A decade of experimental research on spatial models of elections and committees

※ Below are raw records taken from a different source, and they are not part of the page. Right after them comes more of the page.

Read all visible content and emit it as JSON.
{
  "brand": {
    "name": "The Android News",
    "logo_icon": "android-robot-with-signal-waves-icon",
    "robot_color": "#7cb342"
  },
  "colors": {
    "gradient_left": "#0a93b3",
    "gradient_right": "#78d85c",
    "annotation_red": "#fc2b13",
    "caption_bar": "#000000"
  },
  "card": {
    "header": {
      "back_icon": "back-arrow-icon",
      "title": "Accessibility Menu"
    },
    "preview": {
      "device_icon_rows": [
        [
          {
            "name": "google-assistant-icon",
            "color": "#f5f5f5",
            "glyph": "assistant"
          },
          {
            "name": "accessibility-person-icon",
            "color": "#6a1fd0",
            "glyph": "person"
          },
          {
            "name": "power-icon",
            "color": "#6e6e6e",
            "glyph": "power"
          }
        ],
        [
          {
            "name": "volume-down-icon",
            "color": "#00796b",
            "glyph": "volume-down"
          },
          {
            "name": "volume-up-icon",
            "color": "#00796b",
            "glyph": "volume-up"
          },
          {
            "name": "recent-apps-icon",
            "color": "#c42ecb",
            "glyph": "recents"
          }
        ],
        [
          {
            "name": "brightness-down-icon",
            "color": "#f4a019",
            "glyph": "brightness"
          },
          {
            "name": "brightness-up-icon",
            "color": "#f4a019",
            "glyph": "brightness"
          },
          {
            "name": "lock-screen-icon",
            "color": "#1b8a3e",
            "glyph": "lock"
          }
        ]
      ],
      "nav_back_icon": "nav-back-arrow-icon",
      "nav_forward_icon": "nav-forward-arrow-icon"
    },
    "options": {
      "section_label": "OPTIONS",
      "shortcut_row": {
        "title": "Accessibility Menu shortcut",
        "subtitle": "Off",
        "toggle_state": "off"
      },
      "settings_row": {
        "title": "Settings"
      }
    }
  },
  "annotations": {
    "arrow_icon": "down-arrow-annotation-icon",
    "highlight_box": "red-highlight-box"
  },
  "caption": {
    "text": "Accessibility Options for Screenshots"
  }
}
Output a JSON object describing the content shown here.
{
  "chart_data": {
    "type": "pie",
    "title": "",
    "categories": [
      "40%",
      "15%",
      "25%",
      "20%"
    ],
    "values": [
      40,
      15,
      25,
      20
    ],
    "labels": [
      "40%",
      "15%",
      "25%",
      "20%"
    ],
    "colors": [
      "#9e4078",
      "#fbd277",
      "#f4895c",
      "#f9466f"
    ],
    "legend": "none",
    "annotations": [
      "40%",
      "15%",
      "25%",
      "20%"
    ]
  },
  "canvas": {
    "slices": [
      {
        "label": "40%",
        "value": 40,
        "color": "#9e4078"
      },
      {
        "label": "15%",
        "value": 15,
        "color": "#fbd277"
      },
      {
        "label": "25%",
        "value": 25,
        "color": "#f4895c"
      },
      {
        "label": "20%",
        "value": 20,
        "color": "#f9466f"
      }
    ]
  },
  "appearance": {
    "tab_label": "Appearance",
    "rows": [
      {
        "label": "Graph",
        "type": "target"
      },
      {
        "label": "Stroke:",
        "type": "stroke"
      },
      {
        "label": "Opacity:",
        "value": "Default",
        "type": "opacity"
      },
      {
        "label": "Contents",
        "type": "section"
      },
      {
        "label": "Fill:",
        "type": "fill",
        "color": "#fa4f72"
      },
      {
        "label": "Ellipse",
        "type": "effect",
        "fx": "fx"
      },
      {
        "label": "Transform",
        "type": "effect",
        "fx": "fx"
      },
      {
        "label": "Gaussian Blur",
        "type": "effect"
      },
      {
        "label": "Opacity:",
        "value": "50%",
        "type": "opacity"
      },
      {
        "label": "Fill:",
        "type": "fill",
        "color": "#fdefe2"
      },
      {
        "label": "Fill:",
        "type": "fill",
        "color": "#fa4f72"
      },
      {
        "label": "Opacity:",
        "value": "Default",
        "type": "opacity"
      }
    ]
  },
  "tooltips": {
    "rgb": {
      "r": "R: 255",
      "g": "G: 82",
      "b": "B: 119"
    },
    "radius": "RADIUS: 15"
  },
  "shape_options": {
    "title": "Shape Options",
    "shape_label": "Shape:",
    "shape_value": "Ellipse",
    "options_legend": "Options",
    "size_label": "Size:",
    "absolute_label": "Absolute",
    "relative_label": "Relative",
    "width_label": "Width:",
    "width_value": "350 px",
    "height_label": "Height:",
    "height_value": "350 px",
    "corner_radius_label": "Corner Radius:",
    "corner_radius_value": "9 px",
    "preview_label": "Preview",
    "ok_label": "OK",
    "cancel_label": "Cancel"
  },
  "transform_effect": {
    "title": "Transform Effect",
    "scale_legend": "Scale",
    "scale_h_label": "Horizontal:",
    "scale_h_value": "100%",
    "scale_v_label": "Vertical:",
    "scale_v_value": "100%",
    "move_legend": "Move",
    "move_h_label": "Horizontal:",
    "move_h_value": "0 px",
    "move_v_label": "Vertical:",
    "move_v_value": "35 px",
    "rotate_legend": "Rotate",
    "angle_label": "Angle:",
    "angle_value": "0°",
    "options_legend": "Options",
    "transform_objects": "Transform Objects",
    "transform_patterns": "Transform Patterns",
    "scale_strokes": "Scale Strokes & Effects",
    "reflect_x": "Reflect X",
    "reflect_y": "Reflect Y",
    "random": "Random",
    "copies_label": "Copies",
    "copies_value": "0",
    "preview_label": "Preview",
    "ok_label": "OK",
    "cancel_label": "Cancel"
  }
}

The Euclidean representation of political issues and alternative outcomes, and the associated representation of preferences as quasiconcave utility functions, is by now a staple of formal models of committees and elections. This theoretical development, moreover, is accompanied by a considerable body of experimental research. We can view that research in two ways: as a test of the basic propositions about equilibria in specific institutional settings, and as an attempt to gain insights into those aspects of political processes that are poorly understood or imperfectly modeled, such as the robustness of theoretical results with respect to procedural details and bargaining environments. This essay reviews that research so that we can gain some sense of its overall import.